In sum, the clouded leopard is not just “divergent and peculiar,” Christiansen said. Instead, his “analysis demonstrates that several of its peculiar features are actually characters present in, and in some cases considered characteristic of, sabertooth predators exclusively, and thus simply assumed to be absent in extant animals.”
The natural question is why — why does the clouded leopard alone among modern cats possess the peculiar combination of extra-long teeth and extra-wide gape? It’s hard to know for sure, given how little we know about the ecology of clouded leopards. Here’s what Christiansen proposed (edited lightly):
[The clouded leopard] is known to feed on a variety of arboreal mammals, such as monkeys and lorises, but also kills much larger prey, such as bearded pigs, hog deer, and muntjak, which either rival or exceed the body mass of Neofelis, demonstrating its ability to subdue large prey. There is one potential difference between the killing mode of Neofelis and other large felids, however. Large felids, such as the puma and the pantherines, often kill small prey with a powerful nape bite, but usually subdue large prey with a suffocating throat bite. In contrast, available evidence suggests that Neofelis kills even large prey and each other with a powerful nape bite. It may be that its enlarged gape and hypertrophied canines are an adaptation for nape killing of large prey, but this is, at present, speculation.

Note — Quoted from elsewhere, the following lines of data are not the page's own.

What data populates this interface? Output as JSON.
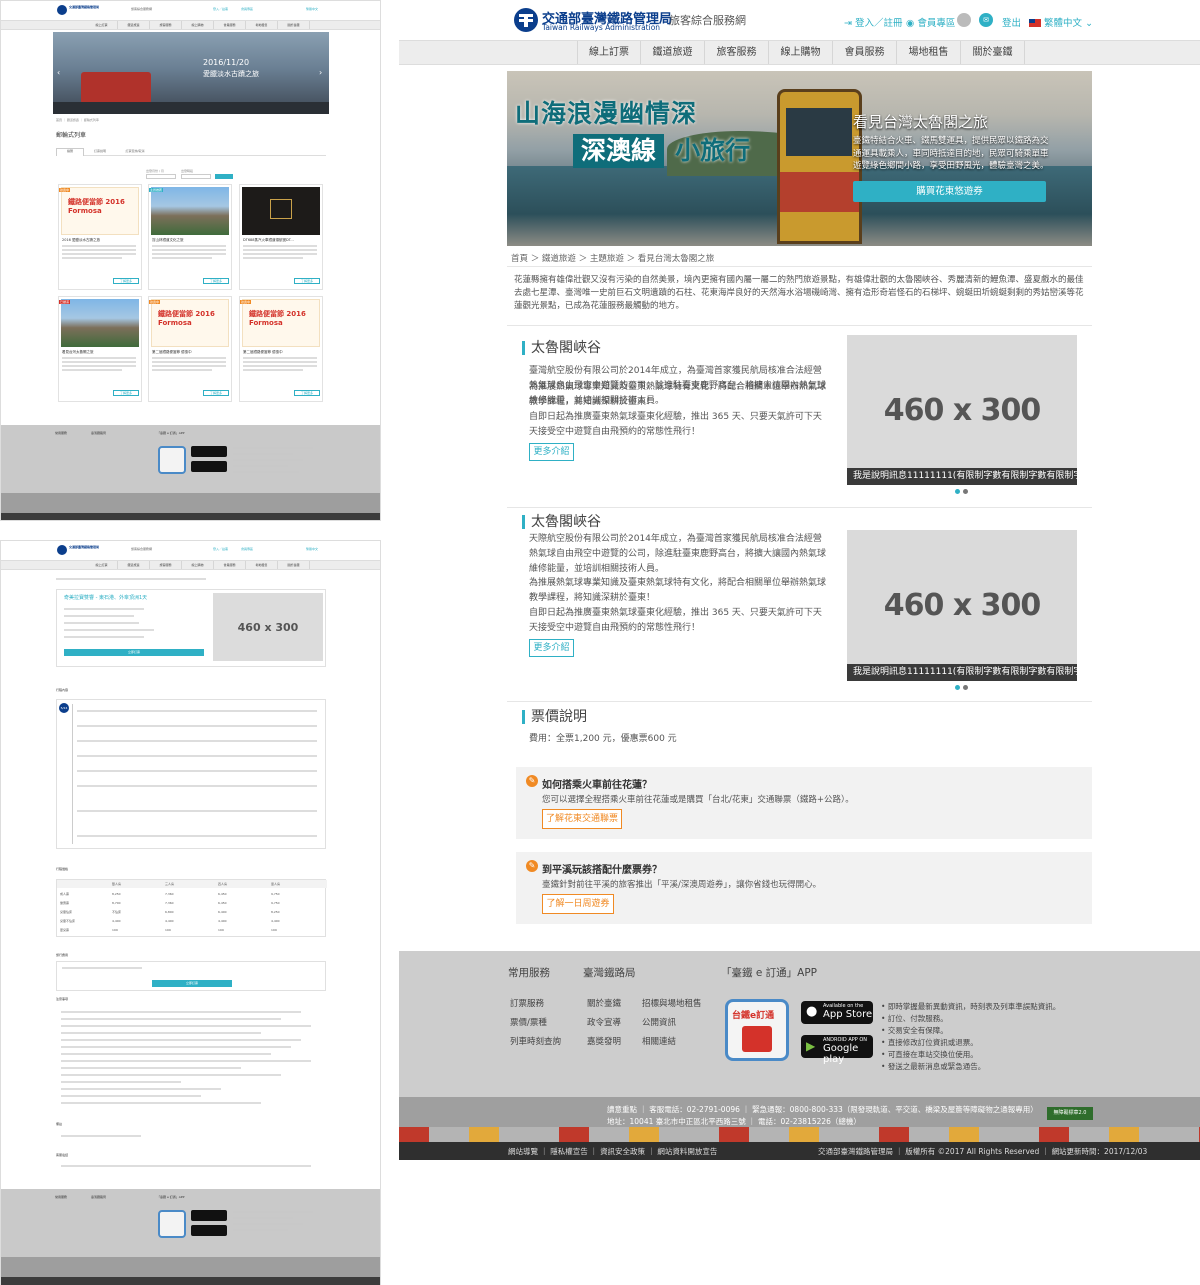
{
  "brand": {
    "name_zh": "交通部臺灣鐵路管理局",
    "name_en": "Taiwan Railways Administration",
    "subtitle": "旅客綜合服務網"
  },
  "header": {
    "login": "登入／註冊",
    "member": "會員專區",
    "logout": "登出",
    "language": "繁體中文"
  },
  "nav": [
    "線上訂票",
    "鐵道旅遊",
    "旅客服務",
    "線上購物",
    "會員服務",
    "場地租售",
    "關於臺鐵"
  ],
  "hero": {
    "headline1": "山海浪漫幽情深",
    "headline2a": "深澳線",
    "headline2b": "小旅行",
    "right_title": "看見台灣太魯閣之旅",
    "right_text": "臺鐵特結合火車、鐵馬雙運具，提供民眾以鐵路為交通運具載乘人，車同時抵達目的地，民眾可騎乘單車遊覽綠色鄉間小路，享受田野風光，體驗臺灣之美。",
    "cta": "購買花東悠遊券"
  },
  "breadcrumb": [
    "首頁",
    "鐵道旅遊",
    "主題旅遊",
    "看見台灣太魯閣之旅"
  ],
  "intro": "花蓮縣擁有雄偉壯觀又沒有污染的自然美景，境內更擁有國內屬一屬二的熱門旅遊景點，有雄偉壯觀的太魯閣峽谷、秀麗清新的鯉魚潭、盛夏戲水的最佳去處七星潭、臺灣唯一史前巨石文明遺蹟的石柱、花東海岸良好的天然海水浴場磯崎灣、擁有造形奇岩怪石的石梯坪、蜿蜒田圻蜿蜒剩剩的秀姑巒溪等花蓮觀光景點，已成為花蓮服務最觸動的地方。",
  "sections": [
    {
      "title": "太魯閣峽谷",
      "paras": [
        "臺灣航空股份有限公司於2014年成立，為臺灣首家獲民航局核准合法經營熱氣球自由飛空中遊覽的公司，除進駐臺東鹿野高台，將擴大讓國內熱氣球維修能量，並培訓相關技術人員。",
        "為推展熱氣球專業知識及臺東熱氣球特有文化，將配合相關單位舉辦熱氣球教學課程，將知識深耕於臺東！",
        "自即日起為推廣臺東熱氣球臺東化經驗，推出 365 天、只要天氣許可下天天接受空中遊覽自由飛預約的常態性飛行！"
      ],
      "more": "更多介紹",
      "image_label": "460 x 300",
      "caption": "我是說明訊息11111111(有限制字數有限制字數有限制字數..."
    },
    {
      "title": "太魯閣峽谷",
      "paras": [
        "天際航空股份有限公司於2014年成立，為臺灣首家獲民航局核准合法經營熱氣球自由飛空中遊覽的公司，除進駐臺東鹿野高台，將擴大讓國內熱氣球維修能量，並培訓相關技術人員。",
        "為推展熱氣球專業知識及臺東熱氣球特有文化，將配合相關單位舉辦熱氣球教學課程，將知識深耕於臺東！",
        "自即日起為推廣臺東熱氣球臺東化經驗，推出 365 天、只要天氣許可下天天接受空中遊覽自由飛預約的常態性飛行！"
      ],
      "more": "更多介紹",
      "image_label": "460 x 300",
      "caption": "我是說明訊息11111111(有限制字數有限制字數有限制字數..."
    }
  ],
  "ticket": {
    "title": "票價說明",
    "text": "費用：全票1,200 元，優惠票600 元"
  },
  "faq": [
    {
      "q": "如何搭乘火車前往花蓮？",
      "a": "您可以選擇全程搭乘火車前往花蓮或是購買「台北/花東」交通聯票（鐵路+公路）。",
      "btn": "了解花東交通聯票"
    },
    {
      "q": "到平溪玩該搭配什麼票券？",
      "a": "臺鐵針對前往平溪的旅客推出「平溪/深澳周遊券」，讓你省錢也玩得開心。",
      "btn": "了解一日周遊券"
    }
  ],
  "footer": {
    "col1_title": "常用服務",
    "col1": [
      "訂票服務",
      "票價/票種",
      "列車時刻查詢"
    ],
    "col2_title": "臺灣鐵路局",
    "col2a": [
      "關於臺鐵",
      "政令宣導",
      "嘉獎發明"
    ],
    "col2b": [
      "招標與場地租售",
      "公開資訊",
      "相關連結"
    ],
    "app_title": "「臺鐵 e 訂通」APP",
    "app_store": "App Store",
    "app_store_top": "Available on the",
    "google_play": "Google play",
    "google_play_top": "ANDROID APP ON",
    "app_icon_text": "台鐵e訂通",
    "app_features": [
      "即時掌握最新異動資訊，時刻表及列車準誤點資訊。",
      "訂位、付款服務。",
      "交易安全有保障。",
      "直接修改訂位資訊或退票。",
      "可直接在車站交換位使用。",
      "發送之最新消息或緊急通告。"
    ],
    "contact_line1": "讀意重點 ｜ 客服電話：02-2791-0096 ｜ 緊急通報：0800-800-333（限發現軌道、平交道、橋梁及屋簷等障礙物之通報專用）",
    "contact_line2": "地址：10041 臺北市中正區北平西路三號 ｜ 電話：02-23815226（總機）",
    "badge": "無障礙標章2.0",
    "links": [
      "網站導覽",
      "隱私權宣告",
      "資訊安全政策",
      "網站資料開放宣告"
    ],
    "org": "交通部臺灣鐵路管理局",
    "copyright": "版權所有 ©2017 All Rights Reserved",
    "updated": "網站更新時間：2017/12/03"
  },
  "thumb1": {
    "banner_date": "2016/11/20",
    "banner_title": "愛臘淡水古蹟之旅",
    "page_title": "郵輪式列車",
    "tabs": [
      "總覽",
      "訂票說明",
      "訂票查詢/取消"
    ],
    "filter_labels": [
      "出發月份 / 月",
      "出發時段"
    ],
    "cards": [
      {
        "tag": "熱賣中",
        "poster": "鐵路便當節 2016 Formosa",
        "title": "2016 愛臘淡水古蹟之旅",
        "btn": "了解更多"
      },
      {
        "tag": "主題推薦",
        "poster": "",
        "title": "賞山林鐵道文化之旅",
        "btn": "了解更多"
      },
      {
        "tag": "",
        "poster": "",
        "title": "DT688蒸汽火車鐵道領航號DT...",
        "btn": "了解更多"
      },
      {
        "tag": "已額滿",
        "poster": "",
        "title": "看見台灣太魯閣之旅",
        "btn": "了解更多"
      },
      {
        "tag": "熱賣中",
        "poster": "鐵路便當節 2016 Formosa",
        "title": "第二屆鐵路便當節 優惠中",
        "btn": "了解更多"
      },
      {
        "tag": "熱賣中",
        "poster": "鐵路便當節 2016 Formosa",
        "title": "第二屆鐵路便當節 優惠中",
        "btn": "了解更多"
      }
    ]
  },
  "thumb2": {
    "product_title": "奇美拉寶雙響 - 東石港、外傘頂洲1天",
    "image_label": "460 x 300",
    "book_btn": "立即訂票",
    "day_tag": "5/24",
    "sections": [
      "行程內容",
      "行程價格",
      "旅行費用",
      "注意事項",
      "備註",
      "客服電話"
    ],
    "price_headers": [
      "",
      "雙人房",
      "三人房",
      "四人房",
      "單人房"
    ],
    "price_rows": [
      [
        "成人票",
        "8,250",
        "7,360",
        "6,450",
        "9,750"
      ],
      [
        "優惠票",
        "8,700",
        "7,360",
        "6,450",
        "9,750"
      ],
      [
        "兒童佔床",
        "不佔床",
        "6,800",
        "6,400",
        "8,250"
      ],
      [
        "兒童不佔床",
        "4,400",
        "4,400",
        "4,400",
        "4,400"
      ],
      [
        "嬰兒票",
        "199",
        "199",
        "199",
        "199"
      ]
    ]
  },
  "colors": {
    "accent": "#2fb0c5",
    "orange": "#f08a24",
    "navy": "#0b3e8c"
  }
}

This “powerful nape bite” has been proposed as the evolutionary driver of “enlarged gape and hypertrophied canines” in past creatures like sabertooth cats. When competition is fierce, a predator’s ability to kill quickly — for example, by using huge teeth to puncture or tear out a throat as opposed to slowly strangling prey with a vise-like bite — provides a clear advantage.
That said, the clouded leopard does not appear to live in a particularly competitive environment for predators. Why the long teeth, then?
Well, Christiansen has an answer to that too: “potentially the Neofelis lineage may have evolved a number of primitive sabertooth morphological adaptations soon after the split from the pantherine lineage, but never became specialized owing to a lack of competition from other carnivores in the dense forest habitats.” In other words, if I have this right, several million years ago the clouded leopard diverged from the other big cats. At this point, there was intense competition that drove the clouded leopard into rapid sabertooth-ification. Then, when the clouded leopard came to fill a sufficiently unique ecological niche, competition died down and evolutionary change slowed down. The clouded leopard simply stayed semi-sabertoothed and carried on to today.
Christiansen P (2006) Sabertooth characters in the clouded leopard (Neofelis nebulosa Griffiths, 1821). J Morphol 267: 1186–1198. doi: 10.1002/jmor.10468.
Christiansen P (2008) Evolution of Skull and Mandible Shape in Cats (Carnivora: Felidae). PLoS ONE 3(7): e2807. doi: 10.1371/journal.pone.0002807.
Christiansen, P., Kitchener, A.C. (2010) A neotype of the clouded leopard (Neofelis nebulosa Griffith 1821). Mammal. Biol. doi: 10.1016/j.mambio.2010.05.002.
King, Leigha M. (2012) Phylogeny of Panthera, Including P. atrox, Based on Cranialmandibular Characters. Electronic Theses and Dissertations. Paper 1444. http://dc.etsu.edu/etd/1444.